WHAT TO WORK ON: Each entry below should be given again exactly; the pictures stay out.

PROVIDED DATA:

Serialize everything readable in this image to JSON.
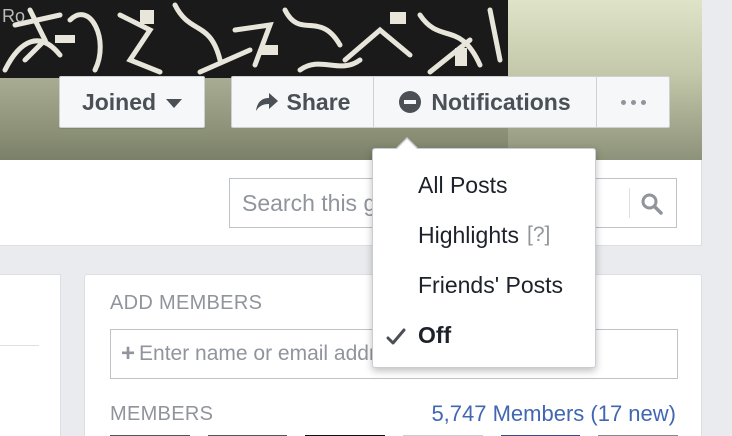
{
  "cover": {
    "watermark": "Ro"
  },
  "actions": {
    "joined_label": "Joined",
    "share_label": "Share",
    "notifications_label": "Notifications"
  },
  "search": {
    "placeholder": "Search this group"
  },
  "notifications_menu": {
    "items": [
      {
        "label": "All Posts",
        "hint": "",
        "selected": false
      },
      {
        "label": "Highlights",
        "hint": "[?]",
        "selected": false
      },
      {
        "label": "Friends' Posts",
        "hint": "",
        "selected": false
      },
      {
        "label": "Off",
        "hint": "",
        "selected": true
      }
    ]
  },
  "add_members": {
    "title": "ADD MEMBERS",
    "placeholder": "Enter name or email address..."
  },
  "members": {
    "title": "MEMBERS",
    "count_text": "5,747 Members (17 new)"
  },
  "colors": {
    "link": "#4267b2",
    "button_text": "#4b4f56",
    "muted": "#90949c"
  }
}
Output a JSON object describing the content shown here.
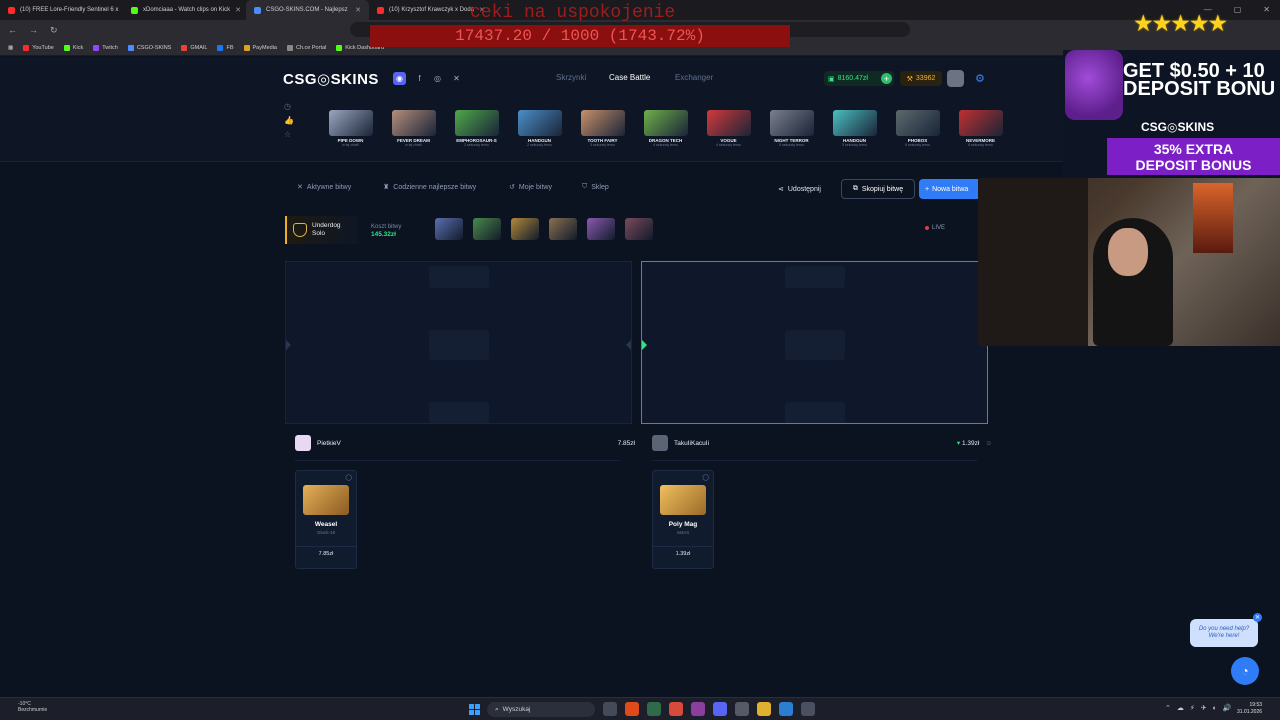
{
  "browser": {
    "tabs": [
      {
        "label": "(10) FREE Lore-Friendly Sentinel 6 x",
        "color": "#ff2a2a"
      },
      {
        "label": "xDomciaaa - Watch clips on Kick",
        "color": "#53fc18"
      },
      {
        "label": "CSGO-SKINS.COM - Najlepsz",
        "color": "#4b8cff"
      },
      {
        "label": "(10) Krzysztof Krawczyk x Doda",
        "color": "#ff2a2a"
      }
    ],
    "bookmarks": [
      {
        "label": "YouTube",
        "color": "#ff2a2a"
      },
      {
        "label": "Kick",
        "color": "#53fc18"
      },
      {
        "label": "Twitch",
        "color": "#9146ff"
      },
      {
        "label": "CSGO-SKINS",
        "color": "#4b8cff"
      },
      {
        "label": "GMAIL",
        "color": "#ea4335"
      },
      {
        "label": "FB",
        "color": "#1877f2"
      },
      {
        "label": "PayMedia",
        "color": "#e0a020"
      },
      {
        "label": "Ch.ce Portal",
        "color": "#888888"
      },
      {
        "label": "Kick Dashboard",
        "color": "#53fc18"
      }
    ]
  },
  "overlay": {
    "title": "ceki na uspokojenie",
    "counter": "17437.20 / 1000 (1743.72%)",
    "stars": "★★★★★"
  },
  "site": {
    "logo": "CSG◎SKINS",
    "nav": {
      "cases": "Skrzynki",
      "battle": "Case Battle",
      "exchanger": "Exchanger"
    },
    "balance": "8160.47zł",
    "gems": "33962"
  },
  "drops": [
    {
      "name": "PIPE DOWN",
      "sub": "w tej chwili",
      "color": "#9aa7bf"
    },
    {
      "name": "FEVER DREAM",
      "sub": "w tej chwili",
      "color": "#b58e7a"
    },
    {
      "name": "EMPHOROSAUR-S",
      "sub": "2 sekundy temu",
      "color": "#4fa84a"
    },
    {
      "name": "HANDGUN",
      "sub": "2 sekundy temu",
      "color": "#4b8fc8"
    },
    {
      "name": "TOOTH FAIRY",
      "sub": "3 sekundy temu",
      "color": "#c8906a"
    },
    {
      "name": "DRAGON TECH",
      "sub": "4 sekundy temu",
      "color": "#6fb04a"
    },
    {
      "name": "VOGUE",
      "sub": "4 sekundy temu",
      "color": "#d23a3a"
    },
    {
      "name": "NIGHT TERROR",
      "sub": "5 sekundy temu",
      "color": "#7a7f8c"
    },
    {
      "name": "HANDGUN",
      "sub": "5 sekundy temu",
      "color": "#4bbfc0"
    },
    {
      "name": "PHOBOS",
      "sub": "6 sekundy temu",
      "color": "#5b6a6c"
    },
    {
      "name": "NEVERMORE",
      "sub": "6 sekundy temu",
      "color": "#c03030"
    }
  ],
  "subnav": {
    "active": "Aktywne bitwy",
    "daily": "Codzienne najlepsze bitwy",
    "mine": "Moje bitwy",
    "shop": "Sklep",
    "share": "Udostępnij",
    "copy": "Skopiuj bitwę",
    "new": "Nowa bitwa"
  },
  "battle": {
    "mode_line1": "Underdog",
    "mode_line2": "Solo",
    "cost_label": "Koszt bitwy",
    "cost_value": "145.32zł",
    "live": "LIVE",
    "cases": [
      "#5a6fb0",
      "#4a8a4a",
      "#b08a3a",
      "#8a7050",
      "#8a5ab0",
      "#7a4a5a"
    ]
  },
  "players": [
    {
      "name": "PietkieV",
      "amount": "7.85zł",
      "avatar": "#e9d8f4",
      "item": {
        "name": "Weasel",
        "sub": "Glock-18",
        "price": "7.85zł",
        "color": "#c8903a"
      }
    },
    {
      "name": "TakuIiKacuIi",
      "amount": "1.39zł",
      "avatar": "#5b6474",
      "item": {
        "name": "Poly Mag",
        "sub": "M4A4",
        "price": "1.39zł",
        "color": "#d8a24a"
      }
    }
  ],
  "help": {
    "line1": "Do you need help?",
    "line2": "We're here!"
  },
  "ad": {
    "line1": "GET $0.50 + 10",
    "line2": "DEPOSIT BONU",
    "logo": "CSG◎SKINS",
    "bonus1": "35% EXTRA",
    "bonus2": "DEPOSIT BONUS"
  },
  "taskbar": {
    "weather_temp": "-10°C",
    "weather_desc": "Bezchmurnie",
    "search": "Wyszukaj",
    "time": "19:53",
    "date": "31.01.2026"
  }
}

WRITTEN SOLUTION:
Serialize everything readable in this image to JSON.
{
  "cover": {
    "watermark": "Ro"
  },
  "actions": {
    "joined_label": "Joined",
    "share_label": "Share",
    "notifications_label": "Notifications"
  },
  "search": {
    "placeholder": "Search this group"
  },
  "notifications_menu": {
    "items": [
      {
        "label": "All Posts",
        "hint": "",
        "selected": false
      },
      {
        "label": "Highlights",
        "hint": "[?]",
        "selected": false
      },
      {
        "label": "Friends' Posts",
        "hint": "",
        "selected": false
      },
      {
        "label": "Off",
        "hint": "",
        "selected": true
      }
    ]
  },
  "add_members": {
    "title": "ADD MEMBERS",
    "placeholder": "Enter name or email address..."
  },
  "members": {
    "title": "MEMBERS",
    "count_text": "5,747 Members (17 new)"
  },
  "colors": {
    "link": "#4267b2",
    "button_text": "#4b4f56",
    "muted": "#90949c"
  }
}
Output a JSON object describing the content shown here.
{
  "browser": {
    "tabs": [
      {
        "label": "(10) FREE Lore-Friendly Sentinel 6 x",
        "color": "#ff2a2a"
      },
      {
        "label": "xDomciaaa - Watch clips on Kick",
        "color": "#53fc18"
      },
      {
        "label": "CSGO-SKINS.COM - Najlepsz",
        "color": "#4b8cff"
      },
      {
        "label": "(10) Krzysztof Krawczyk x Doda",
        "color": "#ff2a2a"
      }
    ],
    "bookmarks": [
      {
        "label": "YouTube",
        "color": "#ff2a2a"
      },
      {
        "label": "Kick",
        "color": "#53fc18"
      },
      {
        "label": "Twitch",
        "color": "#9146ff"
      },
      {
        "label": "CSGO-SKINS",
        "color": "#4b8cff"
      },
      {
        "label": "GMAIL",
        "color": "#ea4335"
      },
      {
        "label": "FB",
        "color": "#1877f2"
      },
      {
        "label": "PayMedia",
        "color": "#e0a020"
      },
      {
        "label": "Ch.ce Portal",
        "color": "#888888"
      },
      {
        "label": "Kick Dashboard",
        "color": "#53fc18"
      }
    ]
  },
  "overlay": {
    "title": "ceki na uspokojenie",
    "counter": "17437.20 / 1000 (1743.72%)",
    "stars": "★★★★★"
  },
  "site": {
    "logo": "CSG◎SKINS",
    "nav": {
      "cases": "Skrzynki",
      "battle": "Case Battle",
      "exchanger": "Exchanger"
    },
    "balance": "8160.47zł",
    "gems": "33962"
  },
  "drops": [
    {
      "name": "PIPE DOWN",
      "sub": "w tej chwili",
      "color": "#9aa7bf"
    },
    {
      "name": "FEVER DREAM",
      "sub": "w tej chwili",
      "color": "#b58e7a"
    },
    {
      "name": "EMPHOROSAUR-S",
      "sub": "2 sekundy temu",
      "color": "#4fa84a"
    },
    {
      "name": "HANDGUN",
      "sub": "2 sekundy temu",
      "color": "#4b8fc8"
    },
    {
      "name": "TOOTH FAIRY",
      "sub": "3 sekundy temu",
      "color": "#c8906a"
    },
    {
      "name": "DRAGON TECH",
      "sub": "4 sekundy temu",
      "color": "#6fb04a"
    },
    {
      "name": "VOGUE",
      "sub": "4 sekundy temu",
      "color": "#d23a3a"
    },
    {
      "name": "NIGHT TERROR",
      "sub": "5 sekundy temu",
      "color": "#7a7f8c"
    },
    {
      "name": "HANDGUN",
      "sub": "5 sekundy temu",
      "color": "#4bbfc0"
    },
    {
      "name": "PHOBOS",
      "sub": "6 sekundy temu",
      "color": "#5b6a6c"
    },
    {
      "name": "NEVERMORE",
      "sub": "6 sekundy temu",
      "color": "#c03030"
    }
  ],
  "subnav": {
    "active": "Aktywne bitwy",
    "daily": "Codzienne najlepsze bitwy",
    "mine": "Moje bitwy",
    "shop": "Sklep",
    "share": "Udostępnij",
    "copy": "Skopiuj bitwę",
    "new": "Nowa bitwa"
  },
  "battle": {
    "mode_line1": "Underdog",
    "mode_line2": "Solo",
    "cost_label": "Koszt bitwy",
    "cost_value": "145.32zł",
    "live": "LIVE",
    "cases": [
      "#5a6fb0",
      "#4a8a4a",
      "#b08a3a",
      "#8a7050",
      "#8a5ab0",
      "#7a4a5a"
    ]
  },
  "players": [
    {
      "name": "PietkieV",
      "amount": "7.85zł",
      "avatar": "#e9d8f4",
      "item": {
        "name": "Weasel",
        "sub": "Glock-18",
        "price": "7.85zł",
        "color": "#c8903a"
      }
    },
    {
      "name": "TakuIiKacuIi",
      "amount": "1.39zł",
      "avatar": "#5b6474",
      "item": {
        "name": "Poly Mag",
        "sub": "M4A4",
        "price": "1.39zł",
        "color": "#d8a24a"
      }
    }
  ],
  "help": {
    "line1": "Do you need help?",
    "line2": "We're here!"
  },
  "ad": {
    "line1": "GET $0.50 + 10",
    "line2": "DEPOSIT BONU",
    "logo": "CSG◎SKINS",
    "bonus1": "35% EXTRA",
    "bonus2": "DEPOSIT BONUS"
  },
  "taskbar": {
    "weather_temp": "-10°C",
    "weather_desc": "Bezchmurnie",
    "search": "Wyszukaj",
    "time": "19:53",
    "date": "31.01.2026"
  }
}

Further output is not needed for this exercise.